I will try to list a few of my favorite astronomy apps for iOS. Caveat: I will have to start with a couple of my own apps, since by definition (being designed by myself, exactly as I wanted them), as far as I am concerned they are the best at what they do, so I cannot objectively rank them among others. Hopefully you will forgive that little bias. In any case, this is not a definitive list, I may add (or remove) apps as new apps or new versions come out.
Polar Scope Align
Current price: FREE (Basic), $1.99 (Pro), $3.99 (Pro Watch)
Thousands of users turn to Polar Scope Align for their polar alignment needs, and with good reason – it supports probably every polar scope used in the field including ones from iOptron, Astro-Physics, Takahashi, Orion, Celestron, Meade, Vixen, Astrotrac, Losmandy, Kenko, Avalon, even early 80’s designs like the Tuthill, or finders like the Telrad. Basically, if you have a polar scope that is not supported, contact me and with some help (e.g. images), I will add it. What’s more, for many of these polar scopes, especially the less precise ones, if you read the in-app instructions you will discover that Polar Scope Align offers you an alternative method of aligning with them to improve their precision.
And all the functionality for polar alignment with all those polar scopes is included in the free version. But there are also the Pro and Pro Watch versions which add tools that I like to use for my astrophotography session: From weather and bubble level to calculators and a Deep Space Object database. The latter is not actually a very well known feature of the app, as it is not very related to polar alignment, but it is probably the feature I use the most in an astrophotography session. Take a look at the video below for a lesser known Deep Space Object database feature that I use often.
Read more about Polar Scope Align.
Current price: FREE (Basic), $14.99 (Plus), $39.99 (Pro)
Most people consider SkySafari to be the best astronomy app overall and, well, they are probably right. It starts out as an excellent planetarium-type program in its Basic (currently free) version, and continues on to be a space-simulator and telescope control software in the Plus/Pro versions. The only gripe I’ve heard about this app is that you have to pay to get a new major version, although it is in any case worth the functionality you pay for at the time, even if it means they might make a better version in the future that you can’t upgrade to.
So, the Basic version does the base planetarium-type stuff that a few other (sometimes free) apps mostly do as well, although it is a solid implementation and easy UI which makes it rank towards the top of this category. If it is free, it is a no brainer. However, the most popular version of SkySafari is probably the “Plus” version. It adds a bigger object database, observation planning tools, object visibility graphs, space-simulator abilities and telescope control. Most amateur astronomers won’t need anything more, but there is also a more expensive “Pro” version which adds the ability to get extensive object databases (like PGC galaxies).

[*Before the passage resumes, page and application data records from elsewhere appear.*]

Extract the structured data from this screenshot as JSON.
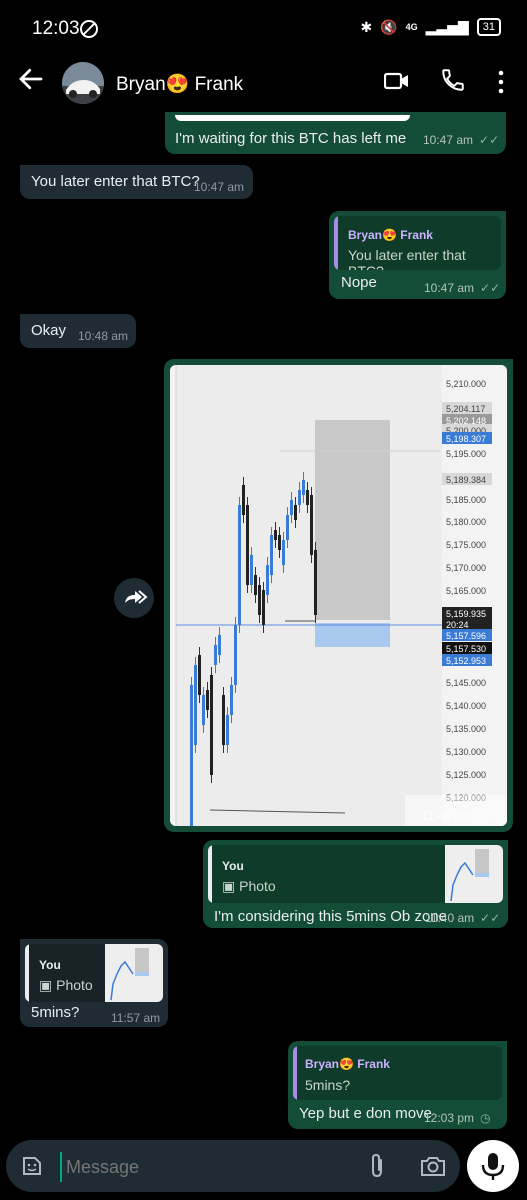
{
  "status_bar": {
    "time": "12:03",
    "network": "4G",
    "battery": "31"
  },
  "header": {
    "contact_name": "Bryan😍 Frank"
  },
  "messages": {
    "m1": {
      "text": "I'm waiting for this BTC has left me",
      "time": "10:47 am"
    },
    "m2": {
      "text": "You later enter that BTC?",
      "time": "10:47 am"
    },
    "m3": {
      "quote_name": "Bryan😍 Frank",
      "quote_text": "You later enter that BTC?",
      "text": "Nope",
      "time": "10:47 am"
    },
    "m4": {
      "text": "Okay",
      "time": "10:48 am"
    },
    "m5": {
      "time": "11:40 am"
    },
    "m6": {
      "quote_name": "You",
      "quote_text": "Photo",
      "text": "I'm considering this 5mins Ob zone",
      "time": "11:40 am"
    },
    "m7": {
      "quote_name": "You",
      "quote_text": "Photo",
      "text": "5mins?",
      "time": "11:57 am"
    },
    "m8": {
      "quote_name": "Bryan😍 Frank",
      "quote_text": "5mins?",
      "text": "Yep but e don move",
      "time": "12:03 pm"
    }
  },
  "chart_image": {
    "price_labels": [
      "5,210.000",
      "5,204.117",
      "5,202.148",
      "5,200.000",
      "5,198.307",
      "5,195.000",
      "5,189.384",
      "5,185.000",
      "5,180.000",
      "5,175.000",
      "5,170.000",
      "5,165.000",
      "5,159.935",
      "20:24",
      "5,157.596",
      "5,157.530",
      "5,152.953",
      "5,145.000",
      "5,140.000",
      "5,135.000",
      "5,130.000",
      "5,125.000",
      "5,120.000"
    ]
  },
  "input": {
    "placeholder": "Message"
  },
  "colors": {
    "outgoing": "#144d37",
    "incoming": "#202c33",
    "accent": "#00a884",
    "candle_up": "#3a7bd5",
    "candle_down": "#222222"
  }
}
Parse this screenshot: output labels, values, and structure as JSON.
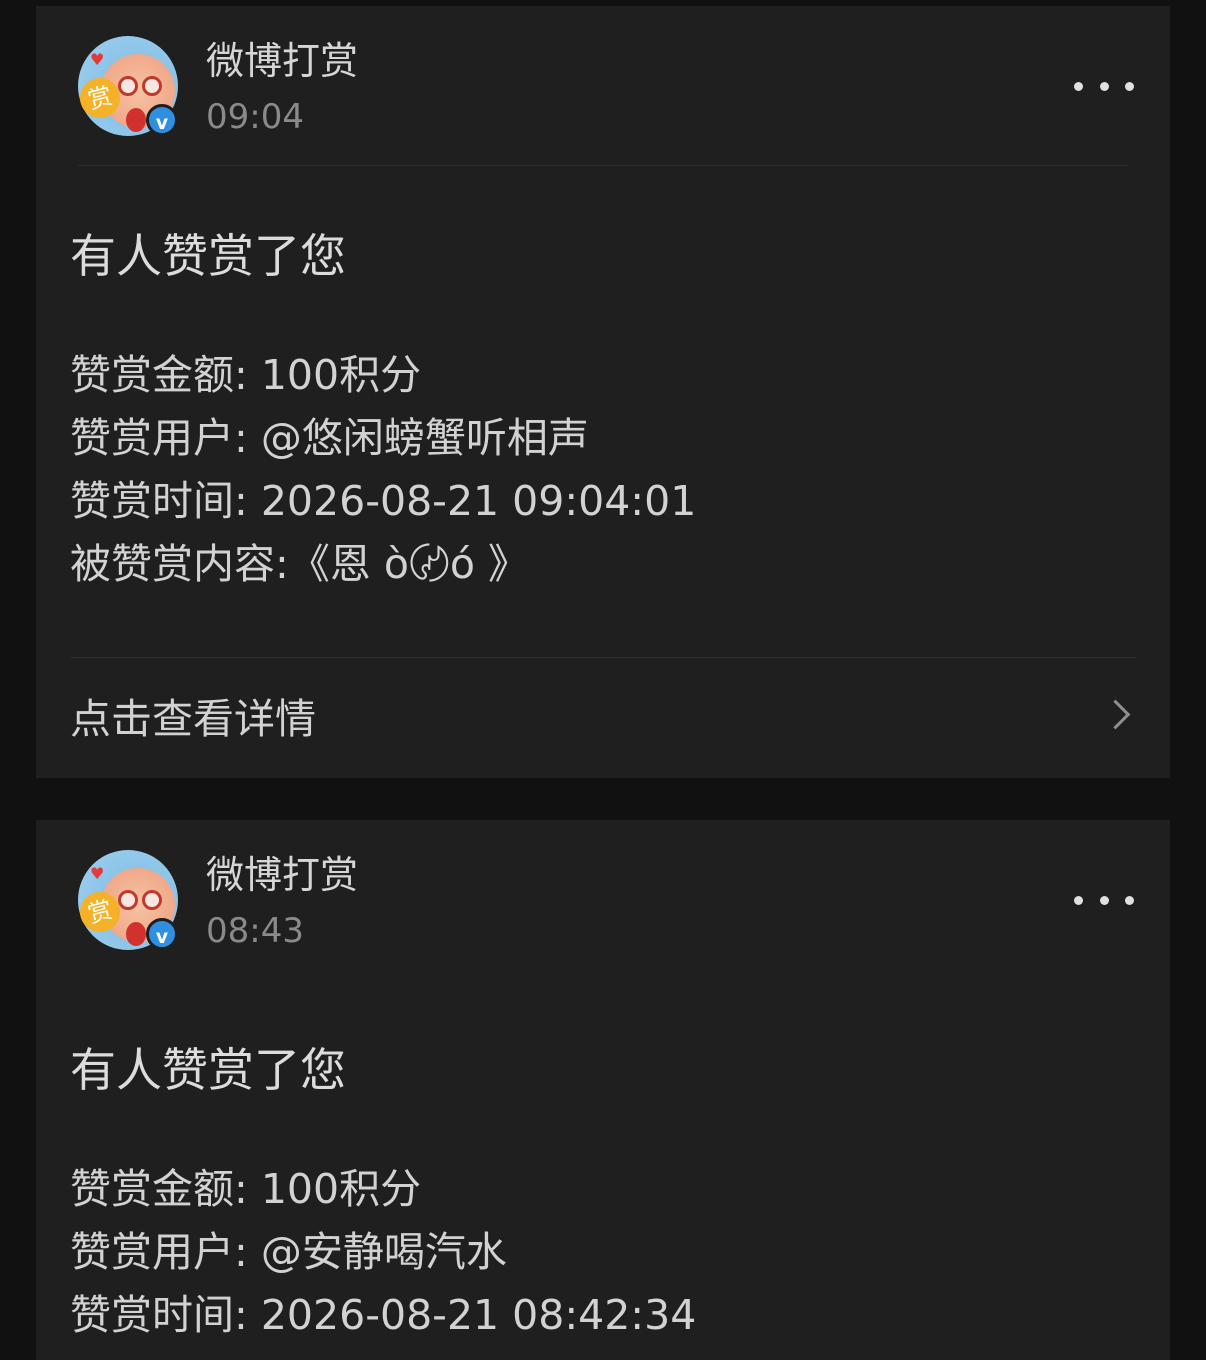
{
  "notifications": [
    {
      "sender": "微博打赏",
      "time": "09:04",
      "title": "有人赞赏了您",
      "details": [
        "赞赏金额: 100积分",
        "赞赏用户: @悠闲螃蟹听相声",
        "赞赏时间: 2026-08-21 09:04:01",
        "被赞赏内容:《恩 ò〄ó 》"
      ],
      "action_label": "点击查看详情"
    },
    {
      "sender": "微博打赏",
      "time": "08:43",
      "title": "有人赞赏了您",
      "details": [
        "赞赏金额: 100积分",
        "赞赏用户: @安静喝汽水",
        "赞赏时间: 2026-08-21 08:42:34"
      ]
    }
  ],
  "avatar": {
    "badge_text": "赏",
    "verified_icon": "v",
    "icon_names": [
      "reward-avatar-icon",
      "verified-badge-icon"
    ]
  },
  "icons": {
    "more": "more-dots-icon",
    "chevron": "chevron-right-icon"
  },
  "colors": {
    "background": "#111111",
    "card": "#1f1f1f",
    "text_primary": "#d6d6d6",
    "text_secondary": "#8a8a8a",
    "verified_blue": "#2f8fe0",
    "badge_orange": "#f5b128"
  }
}
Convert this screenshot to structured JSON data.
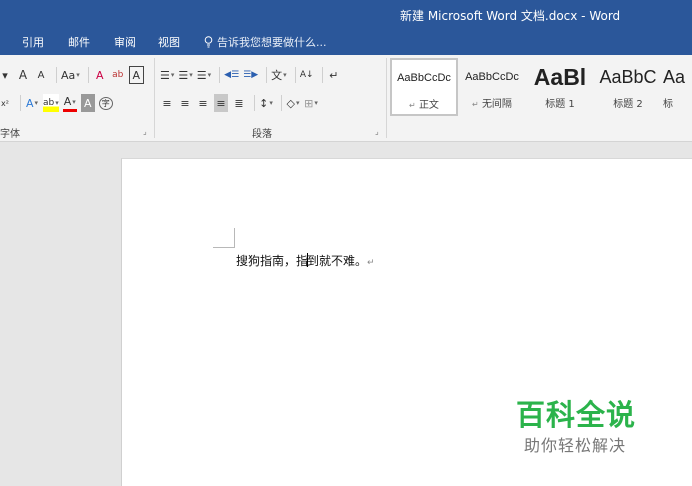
{
  "window": {
    "title": "新建 Microsoft Word 文档.docx - Word"
  },
  "tabs": [
    "引用",
    "邮件",
    "审阅",
    "视图"
  ],
  "tell_me": "告诉我您想要做什么...",
  "ribbon": {
    "font_group": {
      "label": "字体",
      "row1": [
        "▾",
        "A",
        "A",
        "Aa",
        "A",
        "ab",
        "A"
      ],
      "row2": [
        "x²",
        "A",
        "ab",
        "A",
        "A",
        "字"
      ]
    },
    "paragraph_group": {
      "label": "段落",
      "row1": [
        "☰",
        "☰",
        "☰",
        "◀☰",
        "☰▶",
        "文",
        "A↓",
        "↵"
      ],
      "row2": [
        "≡",
        "≡",
        "≡",
        "≡",
        "≣",
        "↕",
        "◇",
        "⊞"
      ]
    },
    "styles": [
      {
        "sample": "AaBbCcDc",
        "name": "正文",
        "mark": "↵"
      },
      {
        "sample": "AaBbCcDc",
        "name": "无间隔",
        "mark": "↵"
      },
      {
        "sample": "AaBl",
        "name": "标题 1"
      },
      {
        "sample": "AaBbC",
        "name": "标题 2"
      },
      {
        "sample": "Aa",
        "name": "标"
      }
    ]
  },
  "document": {
    "text_before_caret": "搜狗指南，指",
    "text_after_caret": "到就不难。",
    "paragraph_mark": "↵"
  },
  "watermark": {
    "title": "百科全说",
    "subtitle": "助你轻松解决"
  },
  "colors": {
    "title_bar": "#2b579a",
    "ribbon": "#f3f3f3",
    "watermark_green": "#2bb34b"
  }
}
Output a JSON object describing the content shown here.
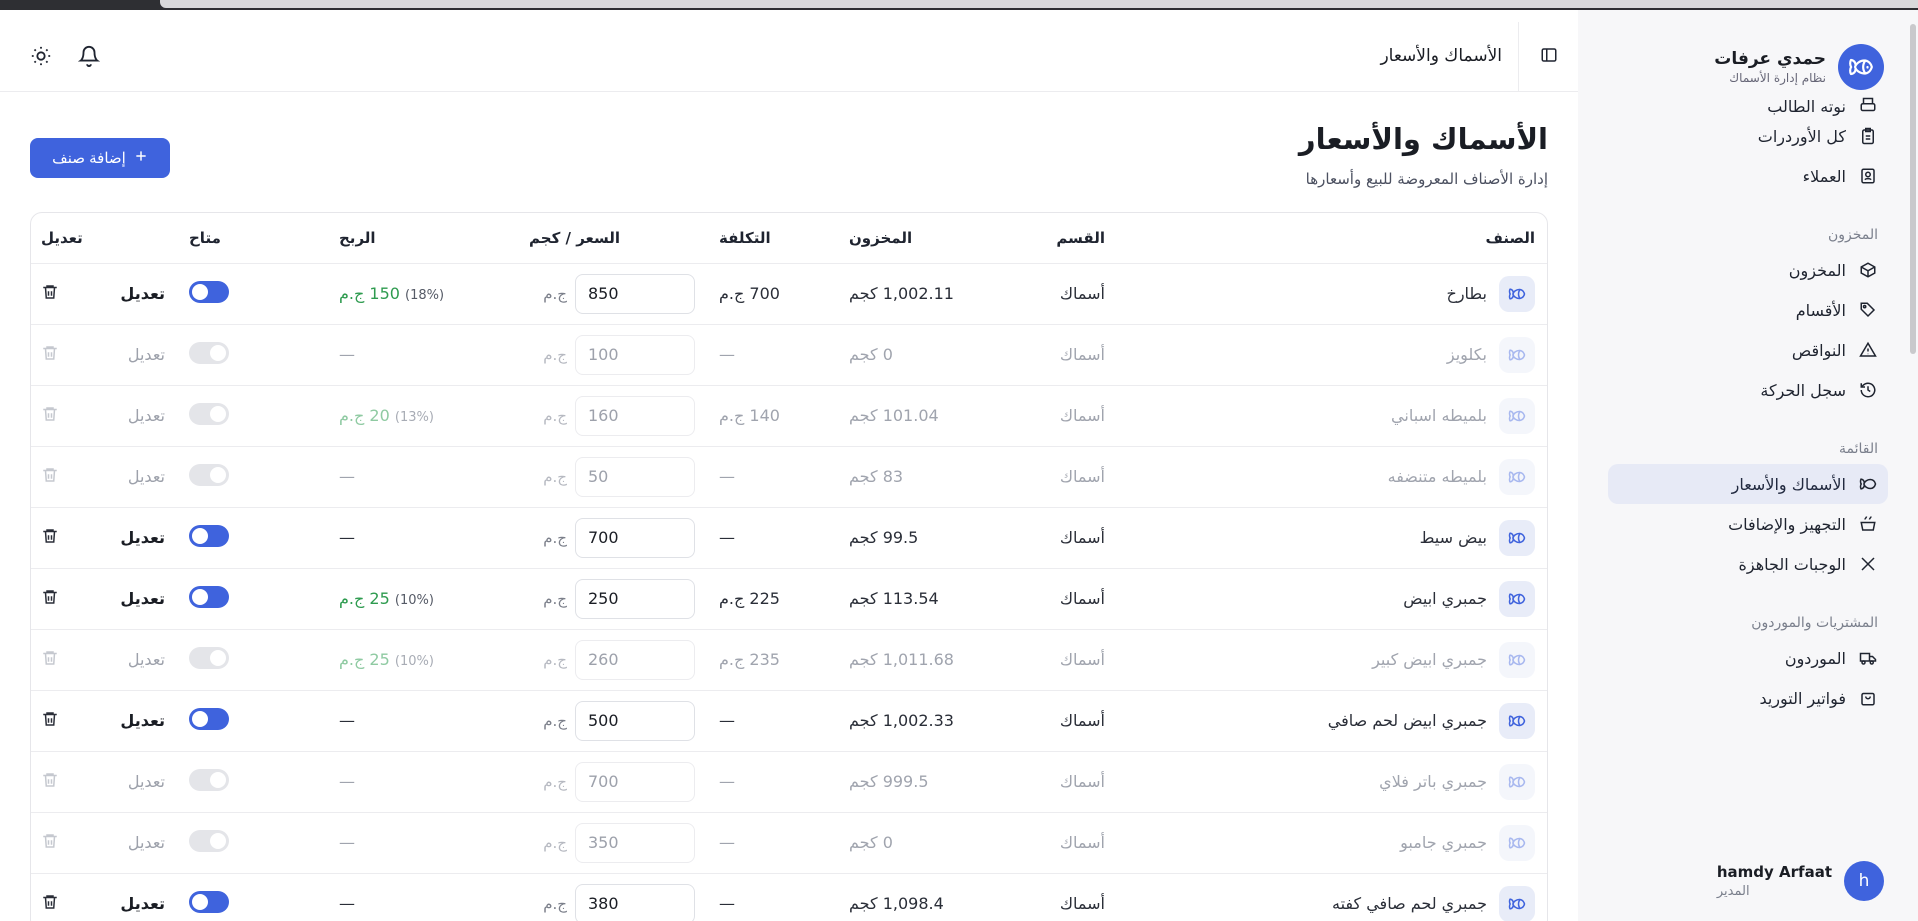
{
  "brand": {
    "title": "حمدي عرفات",
    "subtitle": "نظام إدارة الأسماك"
  },
  "sidebar": {
    "top_items": [
      {
        "label": "نوته الطالب",
        "icon": "printer-icon"
      },
      {
        "label": "كل الأوردرات",
        "icon": "clipboard-icon"
      },
      {
        "label": "العملاء",
        "icon": "contact-card-icon"
      }
    ],
    "sections": [
      {
        "title": "المخزون",
        "items": [
          {
            "label": "المخزون",
            "icon": "box-icon"
          },
          {
            "label": "الأقسام",
            "icon": "tag-icon"
          },
          {
            "label": "النواقص",
            "icon": "warning-icon"
          },
          {
            "label": "سجل الحركة",
            "icon": "history-icon"
          }
        ]
      },
      {
        "title": "القائمة",
        "items": [
          {
            "label": "الأسماك والأسعار",
            "icon": "fish-icon",
            "active": true
          },
          {
            "label": "التجهيز والإضافات",
            "icon": "cooking-pot-icon"
          },
          {
            "label": "الوجبات الجاهزة",
            "icon": "utensils-icon"
          }
        ]
      },
      {
        "title": "المشتريات والموردون",
        "items": [
          {
            "label": "الموردون",
            "icon": "truck-icon"
          },
          {
            "label": "فواتير التوريد",
            "icon": "shopping-bag-icon"
          }
        ]
      }
    ]
  },
  "user": {
    "initial": "h",
    "name": "hamdy Arfaat",
    "role": "المدير"
  },
  "header": {
    "title": "الأسماك والأسعار"
  },
  "page": {
    "title": "الأسماك والأسعار",
    "subtitle": "إدارة الأصناف المعروضة للبيع وأسعارها",
    "add_button": "إضافة صنف"
  },
  "table": {
    "columns": {
      "item": "الصنف",
      "category": "القسم",
      "stock": "المخزون",
      "cost": "التكلفة",
      "price": "السعر / كجم",
      "profit": "الربح",
      "available": "متاح",
      "edit": "تعديل"
    },
    "currency": "ج.م",
    "edit_label": "تعديل",
    "rows": [
      {
        "name": "بطارخ",
        "category": "أسماك",
        "stock": "1,002.11 كجم",
        "cost": "700 ج.م",
        "price": "850",
        "profit": "150 ج.م",
        "profit_pct": "(18%)",
        "available": true
      },
      {
        "name": "بكلويز",
        "category": "أسماك",
        "stock": "0 كجم",
        "cost": "—",
        "price": "100",
        "profit": "—",
        "profit_pct": "",
        "available": false
      },
      {
        "name": "بلميطه اسباني",
        "category": "أسماك",
        "stock": "101.04 كجم",
        "cost": "140 ج.م",
        "price": "160",
        "profit": "20 ج.م",
        "profit_pct": "(13%)",
        "available": false
      },
      {
        "name": "بلميطه متنضفه",
        "category": "أسماك",
        "stock": "83 كجم",
        "cost": "—",
        "price": "50",
        "profit": "—",
        "profit_pct": "",
        "available": false
      },
      {
        "name": "بيض سيط",
        "category": "أسماك",
        "stock": "99.5 كجم",
        "cost": "—",
        "price": "700",
        "profit": "—",
        "profit_pct": "",
        "available": true
      },
      {
        "name": "جمبري ابيض",
        "category": "أسماك",
        "stock": "113.54 كجم",
        "cost": "225 ج.م",
        "price": "250",
        "profit": "25 ج.م",
        "profit_pct": "(10%)",
        "available": true
      },
      {
        "name": "جمبري ابيض كبير",
        "category": "أسماك",
        "stock": "1,011.68 كجم",
        "cost": "235 ج.م",
        "price": "260",
        "profit": "25 ج.م",
        "profit_pct": "(10%)",
        "available": false
      },
      {
        "name": "جمبري ابيض لحم صافي",
        "category": "أسماك",
        "stock": "1,002.33 كجم",
        "cost": "—",
        "price": "500",
        "profit": "—",
        "profit_pct": "",
        "available": true
      },
      {
        "name": "جمبري باتر فلاي",
        "category": "أسماك",
        "stock": "999.5 كجم",
        "cost": "—",
        "price": "700",
        "profit": "—",
        "profit_pct": "",
        "available": false
      },
      {
        "name": "جمبري جامبو",
        "category": "أسماك",
        "stock": "0 كجم",
        "cost": "—",
        "price": "350",
        "profit": "—",
        "profit_pct": "",
        "available": false
      },
      {
        "name": "جمبري لحم صافي كفته",
        "category": "أسماك",
        "stock": "1,098.4 كجم",
        "cost": "—",
        "price": "380",
        "profit": "—",
        "profit_pct": "",
        "available": true
      }
    ]
  },
  "colors": {
    "accent": "#3f63dd",
    "profit": "#2e9b4f"
  }
}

Current price: $24.99
Luminos is quite similar to SkySafari Plus in functionality, including planetarium, space-sim, telescope control. I can say it looks quite pretty and has some spectacular features like switching to the point of view of a satellite, which is great for people interested in less technical, more pretty features. For actual observing sessions though, I think (the lower-priced) SkySafari Plus has the edge for me, however I do appreciate the fact that Luminos has never asked users to pay for a new version so far.
Current price: FREE
Xasteria is a free weather app based on the 7Timer! service. If you are on Android, you might know the equivalent app Astro Panel. Xasteria goes a bit beyond just being a 7Timer! client, by offering easy access to alternative weather sources, Iridium Flare and ISS passes etc. Also, Xasteria hosts a mirror of the 7Timer! weather service to guarrantee its availability. More details in the Xasteria page.
Current price: FREE (Basic), $4.99 (Infinite)
If the basic version of SkySafari was not free right now, this would be my recommendation for a free planetarium-type app. It does have extra upgrades as in-app purchases (which you can all get as the Infinite package) but they’ve never seemed essential to me (meteor showers, comets etc), as I had the features I needed from other apps, hence I can’t comment on the non-free features.
Current price: FREE (Lite), $1.99 (Full)
Another planetarium-style program. You don’t really need more than 1 or 2, so you might already be covered by others in the list, however one simple feature it has is a “target” of where you are pointing at, which, inexplicably to me, is not even an option on most other similar apps. Like Star Chart, I haven’t tried the in-app purchases, or the paid version that includes all of them and more objects.
Sky Guide AR
Current price: $2.99
Sky Guide is a bit different from the other planetarium-type programs in that it gives an emphasis on teaching you about the night sky, with an interactive experience that is showcasing the wonders of the sky and presenting info on them. It is sort of a “guide” of the “sky”, or a Sky Guide if you will… :cringe: In any case, I guess its target demographic is less the seasoned astrophotographer and more the beginner astro-enthousiast although at its price point it should be a good purchase for almost anyone.
Current price: FREE
Pretty straightforward: Simulates the Gas Giants and their moons at any date. It does the thing it is made for quite well and it is free.